Isle students heading to college for their freshman year are advised to be vaccinated for meningococcal meningitis, a contagious disease that spreads rapidly.
About 3,000 cases are reported annually in the nation, and from 10 percent to 12 percent of cases are fatal, according to the U.S. Centers for Disease Control and Prevention.
About 20 percent of survivors suffer brain damage, kidney disease, loss of hearing or loss of limbs, among other long-term consequences.
Lisa Mendez, chief of the state Health Department's immunization program, said meningitis has two peaks -- affecting infants under 1 year old and adolescents and young adults, 15 to 21.
Meningococcal vaccinations are recommended for university students living in close contact with others, especially freshmen in dormitories and residence halls, she said.
"This is an organism that only dwells in humans," she said, explaining it is carried in nasal passages. "You have to have direct contact with another human to acquire the organism."
Students can be exposed in bars, through active or passive smoking, irregular sleep patterns, lack of proper nutrition and sharing personal items.
Coughing and kissing are other routes for the bacteria.
Symptoms resemble the flu or other illnesses with minor fever and can include high fever, headache, stiff neck, nausea, fatigue, confusion and discomfort looking into bright lights, the CDC said.
"It typically comes on so quickly and suddenly; the onset is pretty abrupt," Mendez said. "A person sick enough to end up in a doctor's office is often sent right away to emergency."
Untreated, it can lead within hours to shock, death or serious complications. "For those who survive it, it can be quite devastating," Mendez said.
A Louisiana State University student died Wednesday from meningitis, the Times-Picayune newspaper reported. Several outbreaks and a number of deaths have been reported on U.S. campuses in the past 10 years.
Mendez said Hawaii's reported meningitis cases have been relatively low, fewer than 10 a year since 2002 across different ages. Four cases have been reported so far this year, she said.
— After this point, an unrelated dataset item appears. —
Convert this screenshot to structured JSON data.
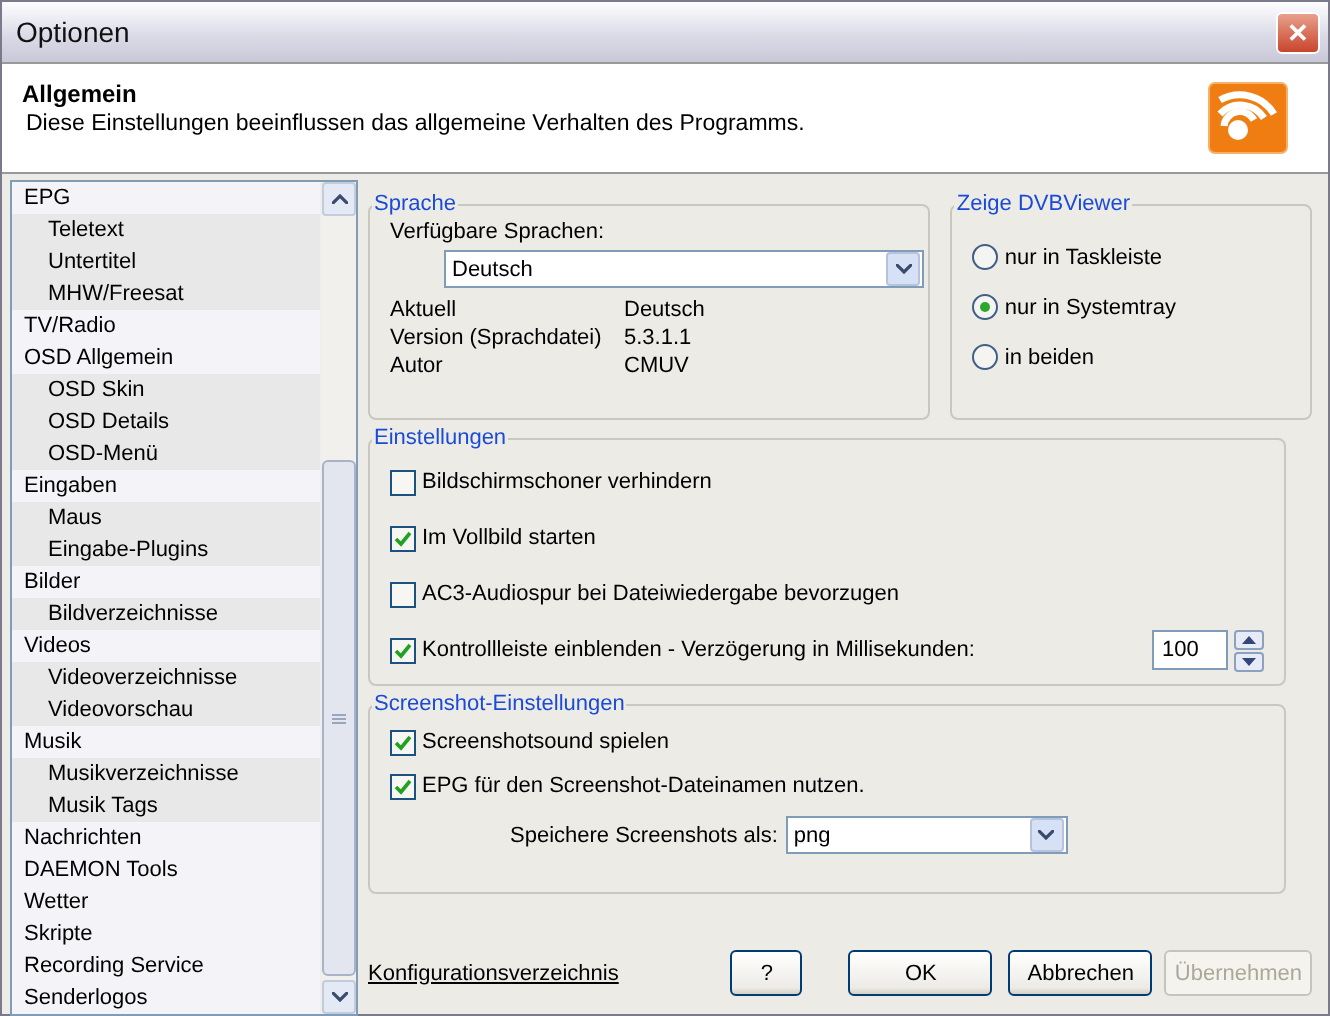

Vaccinations are not required for meningococcal meningitis, but the CDC's Advisory Committee on Immunization Practices recommends them for 11- to 12-year-olds, Mendez said.
Those who do not get the shots at that age should get them at age 15, before entering high school, or at 18 before going to college, she said.
Dede Howa, University of Hawaii health educator for the University Health Services, said all incoming freshmen living in campus residency halls should be vaccinated.
The vaccine is offered at the campus health clinic, 1710 East West Road. Most insurance covers the majority of the cost, she said.
A new meningitis vaccine, Menactra, was approved recently by the Food and Drug Administration, offering protection for up to eight years. The previous vaccine, Menomune, offers protection for three to five years, then requires a booster shot.
Both vaccines protect against four types of bacteria that account for about two-thirds of meningitis cases among college students, according to the University Health Services.